- _Problem statement_: Report each line of the entries that includes "JSON" by copying it.

(Element data from apps and pages)
[Start of section]

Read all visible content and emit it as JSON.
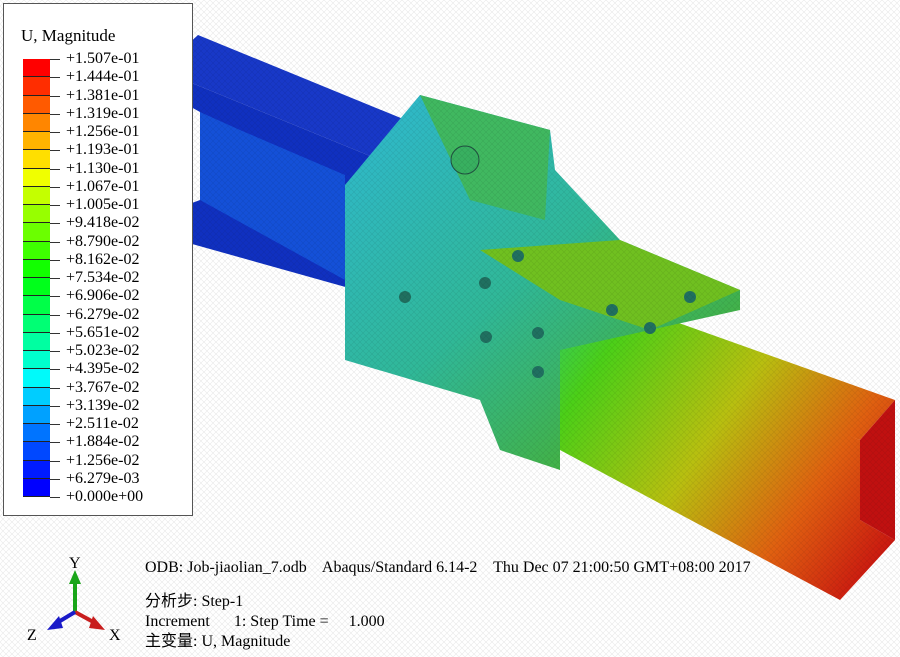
{
  "legend": {
    "title": "U, Magnitude",
    "labels": [
      "+1.507e-01",
      "+1.444e-01",
      "+1.381e-01",
      "+1.319e-01",
      "+1.256e-01",
      "+1.193e-01",
      "+1.130e-01",
      "+1.067e-01",
      "+1.005e-01",
      "+9.418e-02",
      "+8.790e-02",
      "+8.162e-02",
      "+7.534e-02",
      "+6.906e-02",
      "+6.279e-02",
      "+5.651e-02",
      "+5.023e-02",
      "+4.395e-02",
      "+3.767e-02",
      "+3.139e-02",
      "+2.511e-02",
      "+1.884e-02",
      "+1.256e-02",
      "+6.279e-03",
      "+0.000e+00"
    ],
    "band_colors": [
      "#ff0000",
      "#ff2d00",
      "#ff5a00",
      "#ff8600",
      "#ffb300",
      "#ffdf00",
      "#f0ff00",
      "#c4ff00",
      "#97ff00",
      "#6bff00",
      "#3eff00",
      "#12ff00",
      "#00ff1b",
      "#00ff48",
      "#00ff74",
      "#00ffa1",
      "#00ffcd",
      "#00fafa",
      "#00cdff",
      "#00a1ff",
      "#0074ff",
      "#0048ff",
      "#001bff",
      "#0000ff"
    ]
  },
  "info": {
    "odb": "ODB: Job-jiaolian_7.odb    Abaqus/Standard 6.14-2    Thu Dec 07 21:00:50 GMT+08:00 2017",
    "step": "分析步: Step-1",
    "increment": "Increment      1: Step Time =     1.000",
    "variable": "主变量: U, Magnitude"
  },
  "triad": {
    "y": "Y",
    "x": "X",
    "z": "Z"
  }
}
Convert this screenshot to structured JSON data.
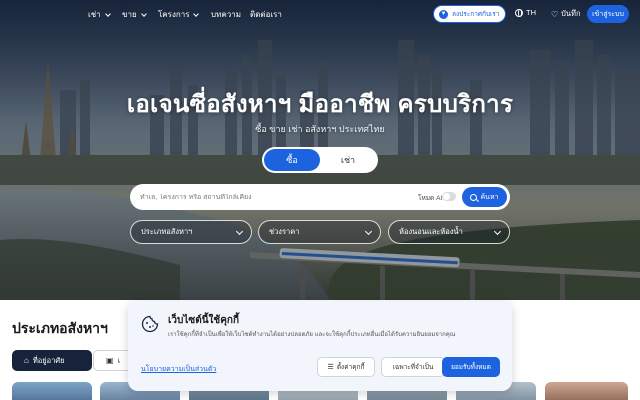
{
  "colors": {
    "brand_blue": "#1d63e0",
    "dark_navy": "#16233a",
    "cookie_bg": "#f2f6fc"
  },
  "nav": {
    "items": [
      {
        "label": "เช่า",
        "has_dropdown": true
      },
      {
        "label": "ขาย",
        "has_dropdown": true
      },
      {
        "label": "โครงการ",
        "has_dropdown": true
      },
      {
        "label": "บทความ",
        "has_dropdown": false
      },
      {
        "label": "ติดต่อเรา",
        "has_dropdown": false
      }
    ],
    "post_listing": "ลงประกาศกับเรา",
    "post_icon": "megaphone-icon",
    "language": "TH",
    "language_icon": "globe-icon",
    "saved": "บันทึก",
    "saved_icon": "heart-icon",
    "login": "เข้าสู่ระบบ"
  },
  "hero": {
    "headline": "เอเจนซี่อสังหาฯ มืออาชีพ ครบบริการ",
    "subline": "ซื้อ ขาย เช่า อสังหาฯ ประเทศไทย",
    "toggle": {
      "options": [
        "ซื้อ",
        "เช่า"
      ],
      "selected": "ซื้อ"
    },
    "search": {
      "placeholder": "ทำเล, โครงการ หรือ สถานที่ใกล้เคียง",
      "ai_mode_label": "โหมด AI",
      "ai_mode_on": false,
      "button_label": "ค้นหา",
      "button_icon": "search-icon"
    },
    "filters": [
      {
        "label": "ประเภทอสังหาฯ",
        "icon": "chevron-down-icon"
      },
      {
        "label": "ช่วงราคา",
        "icon": "chevron-down-icon"
      },
      {
        "label": "ห้องนอนและห้องน้ำ",
        "icon": "chevron-down-icon"
      }
    ]
  },
  "section": {
    "title": "ประเภทอสังหาฯ",
    "tabs": [
      {
        "label": "ที่อยู่อาศัย",
        "icon": "house-icon",
        "active": true
      },
      {
        "label": "เ",
        "icon": "store-icon",
        "active": false
      }
    ]
  },
  "cookie_banner": {
    "icon": "cookie-icon",
    "title": "เว็บไซต์นี้ใช้คุกกี้",
    "body": "เราใช้คุกกี้ที่จำเป็นเพื่อให้เว็บไซต์ทำงานได้อย่างปลอดภัย และจะใช้คุกกี้ประเภทอื่นเมื่อได้รับความยินยอมจากคุณ",
    "policy_link": "นโยบายความเป็นส่วนตัว",
    "settings_button": "ตั้งค่าคุกกี้",
    "settings_icon": "sliders-icon",
    "necessary_button": "เฉพาะที่จำเป็น",
    "accept_button": "ยอมรับทั้งหมด"
  }
}
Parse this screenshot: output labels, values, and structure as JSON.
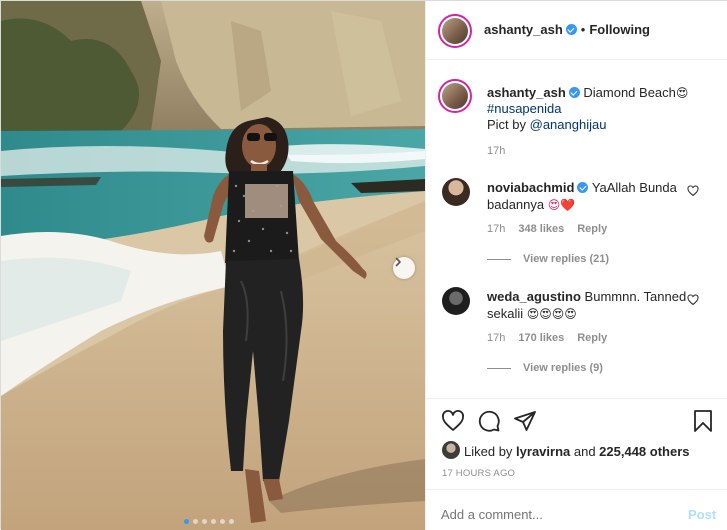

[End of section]

- _Result of this exercise_:
Read all visible content and emit it as JSON.
Convert this screenshot to structured JSON data.
Parse this screenshot: output labels, values, and structure as JSON.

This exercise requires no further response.